By Todd Kunkler
Although current evidence shows that giving beta-blockers to patients with coronary artery disease and chronic obstructive pulmonary disease (COPD) or asthma “lowers the 1-year mortality rate to a degree similar to that in patients without COPD or asthma, and without worsening respiratory function,” the authors of the article titled “Can Patients With COPD or Asthma take a Beta-Blocker,” noted that “many clinicians still hesitate to start patients with COPD or asthma on a beta-blocker due to the fear of bronchoconstriction.”
This reluctance to administer beta-blockers to this patient population may stem in part from the fact that “in patients with reversible airway disease, beta-blockers may increase airway reactivity and bronchospasm, as well as decrease the response to inhaled or oral beta-receptor agonists.” However, studies have shown that withholding beta-blockers in this population is associated with increased mortality risk; one study found that “beta-blockers were associated with a 40% reduction in mortality rates in patients with conditions often considered a contraindication to beta-blocker therapy, such as congestive heart failure, pulmonary disease, and older age.”
The author writes that cardioselective beta-blockers “with an affinity for the beta-1 receptor theoretically result in fewer adverse effects on the lungs” because they “competitively block the response to beta-adrenergic stimulation and selectively block beta-1 receptors with little or no effect on beta-2 receptors, except perhaps at high doses.” Two studies on the effect of cardioselective beta-blockers on respiratory function (one in patients with mild to moderate reactive airway disease, the other in patients with mild to severe COPD) found that although a single dose of a cardioselective beta-blocker “may produce a small decrease in FEV1 [first second of expiration],” long-term therapy with these medications “[does] not cause a significant reduction in pulmonary function in patients with mild to moderate reactive airway disease and COPD.” The author cautions that these 2 meta-analyses looked at a relatively young group of patients and only included patients with mild to moderate reactive airway disease.
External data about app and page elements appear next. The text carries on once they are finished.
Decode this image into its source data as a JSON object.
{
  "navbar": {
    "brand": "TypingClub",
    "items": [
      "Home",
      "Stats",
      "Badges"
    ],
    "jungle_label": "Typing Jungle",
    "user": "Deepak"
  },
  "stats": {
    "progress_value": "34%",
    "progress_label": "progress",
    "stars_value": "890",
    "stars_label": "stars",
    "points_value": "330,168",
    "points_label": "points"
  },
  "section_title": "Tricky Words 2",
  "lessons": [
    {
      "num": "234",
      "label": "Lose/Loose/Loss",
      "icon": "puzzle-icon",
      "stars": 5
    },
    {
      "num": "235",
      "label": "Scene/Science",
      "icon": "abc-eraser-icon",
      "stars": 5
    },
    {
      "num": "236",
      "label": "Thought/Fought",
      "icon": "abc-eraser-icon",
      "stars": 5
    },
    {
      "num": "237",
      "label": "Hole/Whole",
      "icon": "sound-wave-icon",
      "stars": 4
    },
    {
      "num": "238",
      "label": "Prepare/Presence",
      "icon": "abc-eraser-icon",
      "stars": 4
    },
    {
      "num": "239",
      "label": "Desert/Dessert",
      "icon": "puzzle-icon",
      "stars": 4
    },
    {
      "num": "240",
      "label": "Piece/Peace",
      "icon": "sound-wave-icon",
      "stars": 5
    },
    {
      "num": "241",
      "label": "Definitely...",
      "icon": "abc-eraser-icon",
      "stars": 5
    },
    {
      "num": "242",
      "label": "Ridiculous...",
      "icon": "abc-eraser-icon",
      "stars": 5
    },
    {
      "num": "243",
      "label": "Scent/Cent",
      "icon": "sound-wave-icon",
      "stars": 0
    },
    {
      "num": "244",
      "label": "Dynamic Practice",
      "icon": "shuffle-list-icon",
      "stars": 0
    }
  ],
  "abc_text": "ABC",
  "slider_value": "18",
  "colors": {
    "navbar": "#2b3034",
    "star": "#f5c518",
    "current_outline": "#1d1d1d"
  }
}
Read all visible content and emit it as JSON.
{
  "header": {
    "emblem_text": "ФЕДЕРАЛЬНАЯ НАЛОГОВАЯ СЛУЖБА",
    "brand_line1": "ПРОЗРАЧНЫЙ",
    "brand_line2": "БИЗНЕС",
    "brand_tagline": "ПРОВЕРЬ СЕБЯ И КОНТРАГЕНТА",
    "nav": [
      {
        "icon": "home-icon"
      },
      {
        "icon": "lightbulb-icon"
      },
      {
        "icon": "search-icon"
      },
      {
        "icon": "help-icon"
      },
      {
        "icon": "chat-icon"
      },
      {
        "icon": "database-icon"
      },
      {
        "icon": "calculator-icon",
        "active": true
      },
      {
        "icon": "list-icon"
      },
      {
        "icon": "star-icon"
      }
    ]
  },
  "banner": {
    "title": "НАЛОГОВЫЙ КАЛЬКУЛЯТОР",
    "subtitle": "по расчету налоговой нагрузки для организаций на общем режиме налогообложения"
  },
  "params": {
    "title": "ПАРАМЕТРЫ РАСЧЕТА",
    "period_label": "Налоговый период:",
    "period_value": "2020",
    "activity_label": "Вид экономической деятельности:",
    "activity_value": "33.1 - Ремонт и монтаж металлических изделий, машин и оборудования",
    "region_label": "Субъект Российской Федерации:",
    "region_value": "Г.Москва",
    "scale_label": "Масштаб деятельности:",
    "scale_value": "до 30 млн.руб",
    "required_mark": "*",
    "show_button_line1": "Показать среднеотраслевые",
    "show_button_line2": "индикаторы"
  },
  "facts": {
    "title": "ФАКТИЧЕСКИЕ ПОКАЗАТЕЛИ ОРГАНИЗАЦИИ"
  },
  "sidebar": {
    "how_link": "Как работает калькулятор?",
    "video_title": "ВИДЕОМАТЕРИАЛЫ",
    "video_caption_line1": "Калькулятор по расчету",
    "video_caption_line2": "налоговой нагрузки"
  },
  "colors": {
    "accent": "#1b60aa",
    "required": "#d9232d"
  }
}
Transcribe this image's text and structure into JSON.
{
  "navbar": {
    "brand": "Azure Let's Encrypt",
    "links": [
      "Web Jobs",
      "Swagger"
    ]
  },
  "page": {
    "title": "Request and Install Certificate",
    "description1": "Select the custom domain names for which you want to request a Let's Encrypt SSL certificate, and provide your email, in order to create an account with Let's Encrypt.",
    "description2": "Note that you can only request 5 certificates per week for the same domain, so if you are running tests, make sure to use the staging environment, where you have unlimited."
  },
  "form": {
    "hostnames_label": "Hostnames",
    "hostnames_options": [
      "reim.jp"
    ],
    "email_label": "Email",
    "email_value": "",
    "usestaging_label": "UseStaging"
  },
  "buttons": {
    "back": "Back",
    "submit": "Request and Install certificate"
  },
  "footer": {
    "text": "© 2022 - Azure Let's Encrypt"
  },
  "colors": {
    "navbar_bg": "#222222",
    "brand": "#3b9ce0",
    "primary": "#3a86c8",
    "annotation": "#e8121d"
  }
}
Although recent studies of nonselective beta-blockers have shown that these medications can affect respiratory function in patients with COPD, these studies have failed to show any harm, according to the author. He also noted that evidence showing increased tolerability of combined nonselective beta- and alpha-blockade in patients with COPD is limited and observational.
Based on existing evidence, the author concludes that beta-blockers “improve survival rates in patients with chronic systolic heart failure and after myocardial infarction, including in those patients with coexisting COPD and reactive airway disease.” The evidence supporting the use of cardioselective beta-blockers in these patients is stronger than that for nonselective agents. However, even the use of beta-1-selective drugs “merits caution and close follow-up in patients with severe asthma.”
Author Disclosures:The authors reported no conflicts of interest.
Source: Navas EV, Taylor D. Can patients with COPD or asthma take a beta-blocker? Cleve Clin J Med. 2010;